This was the shocker of premiere week. I really enjoyed Pan Am. Yes, its score recalls that of Remember the Titans, full of self-grandeur and bravado. Yet Pan Am offers an engaging set of characters and sophisticated, multi-layered plot. This might not hold up over the next few episodes, but the pilot presented an ensemble of six characters—all employees of Pan Am—and provided flashbacks for further character development. Unlike The Playboy Club’s unsubstantiated claim to be ‘all about’ female empowerment, Pan Am heavily focuses on its four female leads, granting them more screen time than their male counterparts.
I do wonder if ABC is offering viewers a replacement to Desperate Housewives, which started its final season this year. For my own amusement, I matched each of the four women from Pan Am to her Desperate Housewives equivalent. The French, sex-hungry Colette (Karine Vanasse) provides the same exotic air as Gabrielle; doe-eyed beauty queen Laura (Margot Robbie) effuses the same suppressed emotion as Bree (though Laura actually runs out of her wedding in the pilot instead of waiting nearly two seasons before emotionally cracking, like Bree). Maggie (Christina Ricci) is not as airheaded as Susan, but they share a certain fly-from-the-seat-of-your-pants attitude. And Pan Am’s Kate (Kelli Garner) balances family trials (sister competition in this case) with her work (both stewardessing and undercover spy work for the U.S. Government), like Lynette. Okay, it’s a bit of a stretch. Still, it’s four differing women on an ABC drama on Sunday nights. Makes one wonder.

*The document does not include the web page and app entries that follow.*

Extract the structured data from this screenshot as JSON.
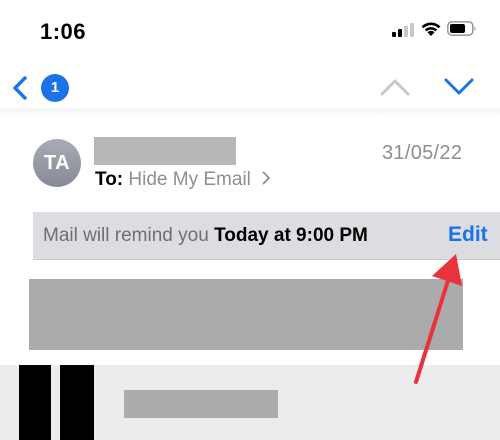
{
  "status_bar": {
    "time": "1:06",
    "icons": [
      "cellular-signal-icon",
      "wifi-icon",
      "battery-icon"
    ]
  },
  "nav": {
    "unread_count": "1",
    "icons": [
      "back-chevron-icon",
      "previous-message-chevron-icon",
      "next-message-chevron-icon"
    ]
  },
  "message": {
    "avatar_initials": "TA",
    "date": "31/05/22",
    "to_label": "To:",
    "to_value": "Hide My Email"
  },
  "reminder": {
    "text": "Mail will remind you",
    "time": "Today at 9:00 PM",
    "edit_label": "Edit"
  },
  "colors": {
    "accent": "#1a73e8",
    "banner": "#dcdde0",
    "annotation_arrow": "#e8323c",
    "secondary_text": "#8e8e93"
  }
}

Of course I cannot ignore the interactive Twitter game that NBC has created for Pan Am. Every time you mention #PanAm, you collect points (er, rather ‘air miles’) on an interactive map. The further you fly, the more eligible you are for giveaway prizes. I know it’s a way collect viewer information and spread brand content (for goodness’ sake, I researched this tactic for the past six months), but I cannot help but want that adorable Pan Am bag. So retro. Sigh…nostalgia sells, as does vintage appeal.
FOX, Monday 8pm
Disappointment. Total disappointment. Terra Nova begins at the dawn of the 22nd century, and mankind has exhausted the Earth’s resources. The cities look strikingly similar to Blade Runner (minus the number of Asian food carts) and the only hope of human survival resides in a trippy time vortex that sends people back 85 million years to prehistoric dinosaur-land. With Spielberg serving as one of the executive producers, I had high hopes for this time-traveling/futuristic programme. Unfortunately, Terra Nova tries far too hard. For a show that depends upon secrets and mystery, the two-hour pilot released too many details too soon. Unlike Lost—which introduced far more questions than answers in its two-hour pilot—Terra Nova announced its secrets with a loudspeaker, thereby emptying out all future mysteries and relegating the show to predictability. All is not right in ‘Paradise’. Someone from the future has sent an expedition to Terra Nova for its own ‘purposes’. Enigmatic, geometric sketches on rocks are attributed to the missing son of Terra Nova’s commander. And it is mentioned that the ‘real’ reason for Terra Nova was the fact that whoever controls the past, controls the future. Right there are at least four major plot points that could have been stretched out over several episodes—even the entire season. In comparison, the introduction of the ‘Others’ in Lost did not occur until the tenth episode; the mysterious hatch was not introduced until the eleventh. Terra Nova relies too much on special effects (which bizarrely results in dinosaurs that look less realistic than 1993’s Jurassic Park) and family drama. I won’t be watching Terra Nova again.
Oh, and Charlie’s Angels.
ABC, Thursdays 8pm.
I endured the first eight minutes before closing my browser. The horrendously poor dialogue hurt my brain.